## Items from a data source
▬▬▬▬▬▬

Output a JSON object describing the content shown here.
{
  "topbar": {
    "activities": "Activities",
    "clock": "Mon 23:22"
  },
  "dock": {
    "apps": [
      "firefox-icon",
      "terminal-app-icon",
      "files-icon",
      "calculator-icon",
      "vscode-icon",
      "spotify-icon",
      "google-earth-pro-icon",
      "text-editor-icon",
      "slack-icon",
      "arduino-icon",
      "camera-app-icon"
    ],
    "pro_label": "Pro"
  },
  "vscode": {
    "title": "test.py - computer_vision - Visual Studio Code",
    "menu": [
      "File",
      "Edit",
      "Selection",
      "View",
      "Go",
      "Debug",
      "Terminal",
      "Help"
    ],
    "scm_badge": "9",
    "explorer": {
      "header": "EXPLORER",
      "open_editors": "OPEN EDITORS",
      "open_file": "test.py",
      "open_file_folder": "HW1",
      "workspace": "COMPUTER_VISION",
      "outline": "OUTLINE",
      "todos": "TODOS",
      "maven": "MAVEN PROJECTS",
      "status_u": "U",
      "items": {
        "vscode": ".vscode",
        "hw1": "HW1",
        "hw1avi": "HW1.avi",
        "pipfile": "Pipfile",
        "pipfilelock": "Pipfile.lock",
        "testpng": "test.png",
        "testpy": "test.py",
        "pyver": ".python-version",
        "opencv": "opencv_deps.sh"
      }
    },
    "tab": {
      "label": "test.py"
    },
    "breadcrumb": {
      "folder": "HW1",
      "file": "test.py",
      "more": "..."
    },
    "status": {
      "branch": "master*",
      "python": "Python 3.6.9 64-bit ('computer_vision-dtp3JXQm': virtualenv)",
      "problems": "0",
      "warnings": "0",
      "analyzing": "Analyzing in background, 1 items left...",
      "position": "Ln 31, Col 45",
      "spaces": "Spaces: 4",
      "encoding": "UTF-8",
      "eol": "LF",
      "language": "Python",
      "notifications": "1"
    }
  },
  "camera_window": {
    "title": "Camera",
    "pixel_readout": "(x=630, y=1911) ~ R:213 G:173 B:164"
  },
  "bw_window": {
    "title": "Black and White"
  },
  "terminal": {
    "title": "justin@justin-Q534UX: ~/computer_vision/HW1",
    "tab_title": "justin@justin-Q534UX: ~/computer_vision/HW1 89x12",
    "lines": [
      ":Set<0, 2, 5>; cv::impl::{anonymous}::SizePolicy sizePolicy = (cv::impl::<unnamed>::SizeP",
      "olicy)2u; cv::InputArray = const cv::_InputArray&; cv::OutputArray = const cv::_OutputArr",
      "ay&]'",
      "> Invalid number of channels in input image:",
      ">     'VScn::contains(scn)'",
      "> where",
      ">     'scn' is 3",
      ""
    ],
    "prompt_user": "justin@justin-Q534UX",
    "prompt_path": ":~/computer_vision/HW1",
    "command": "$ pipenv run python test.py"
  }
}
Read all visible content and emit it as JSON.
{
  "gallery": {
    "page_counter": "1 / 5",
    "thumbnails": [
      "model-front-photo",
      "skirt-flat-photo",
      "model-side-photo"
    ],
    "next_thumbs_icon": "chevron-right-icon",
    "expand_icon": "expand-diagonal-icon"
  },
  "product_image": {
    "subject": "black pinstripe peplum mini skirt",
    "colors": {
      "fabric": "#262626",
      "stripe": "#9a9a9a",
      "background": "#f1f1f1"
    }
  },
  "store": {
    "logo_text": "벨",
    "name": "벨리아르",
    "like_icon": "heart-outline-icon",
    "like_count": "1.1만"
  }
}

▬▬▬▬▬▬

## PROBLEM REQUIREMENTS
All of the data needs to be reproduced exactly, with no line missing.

## ANSWER TO THE EXERCISE
Output a JSON object describing the content shown here.
{
  "topbar": {
    "activities": "Activities",
    "clock": "Mon 23:22"
  },
  "dock": {
    "apps": [
      "firefox-icon",
      "terminal-app-icon",
      "files-icon",
      "calculator-icon",
      "vscode-icon",
      "spotify-icon",
      "google-earth-pro-icon",
      "text-editor-icon",
      "slack-icon",
      "arduino-icon",
      "camera-app-icon"
    ],
    "pro_label": "Pro"
  },
  "vscode": {
    "title": "test.py - computer_vision - Visual Studio Code",
    "menu": [
      "File",
      "Edit",
      "Selection",
      "View",
      "Go",
      "Debug",
      "Terminal",
      "Help"
    ],
    "scm_badge": "9",
    "explorer": {
      "header": "EXPLORER",
      "open_editors": "OPEN EDITORS",
      "open_file": "test.py",
      "open_file_folder": "HW1",
      "workspace": "COMPUTER_VISION",
      "outline": "OUTLINE",
      "todos": "TODOS",
      "maven": "MAVEN PROJECTS",
      "status_u": "U",
      "items": {
        "vscode": ".vscode",
        "hw1": "HW1",
        "hw1avi": "HW1.avi",
        "pipfile": "Pipfile",
        "pipfilelock": "Pipfile.lock",
        "testpng": "test.png",
        "testpy": "test.py",
        "pyver": ".python-version",
        "opencv": "opencv_deps.sh"
      }
    },
    "tab": {
      "label": "test.py"
    },
    "breadcrumb": {
      "folder": "HW1",
      "file": "test.py",
      "more": "..."
    },
    "status": {
      "branch": "master*",
      "python": "Python 3.6.9 64-bit ('computer_vision-dtp3JXQm': virtualenv)",
      "problems": "0",
      "warnings": "0",
      "analyzing": "Analyzing in background, 1 items left...",
      "position": "Ln 31, Col 45",
      "spaces": "Spaces: 4",
      "encoding": "UTF-8",
      "eol": "LF",
      "language": "Python",
      "notifications": "1"
    }
  },
  "camera_window": {
    "title": "Camera",
    "pixel_readout": "(x=630, y=1911) ~ R:213 G:173 B:164"
  },
  "bw_window": {
    "title": "Black and White"
  },
  "terminal": {
    "title": "justin@justin-Q534UX: ~/computer_vision/HW1",
    "tab_title": "justin@justin-Q534UX: ~/computer_vision/HW1 89x12",
    "lines": [
      ":Set<0, 2, 5>; cv::impl::{anonymous}::SizePolicy sizePolicy = (cv::impl::<unnamed>::SizeP",
      "olicy)2u; cv::InputArray = const cv::_InputArray&; cv::OutputArray = const cv::_OutputArr",
      "ay&]'",
      "> Invalid number of channels in input image:",
      ">     'VScn::contains(scn)'",
      "> where",
      ">     'scn' is 3",
      ""
    ],
    "prompt_user": "justin@justin-Q534UX",
    "prompt_path": ":~/computer_vision/HW1",
    "command": "$ pipenv run python test.py"
  }
}
Read all visible content and emit it as JSON.
{
  "gallery": {
    "page_counter": "1 / 5",
    "thumbnails": [
      "model-front-photo",
      "skirt-flat-photo",
      "model-side-photo"
    ],
    "next_thumbs_icon": "chevron-right-icon",
    "expand_icon": "expand-diagonal-icon"
  },
  "product_image": {
    "subject": "black pinstripe peplum mini skirt",
    "colors": {
      "fabric": "#262626",
      "stripe": "#9a9a9a",
      "background": "#f1f1f1"
    }
  },
  "store": {
    "logo_text": "벨",
    "name": "벨리아르",
    "like_icon": "heart-outline-icon",
    "like_count": "1.1만"
  }
}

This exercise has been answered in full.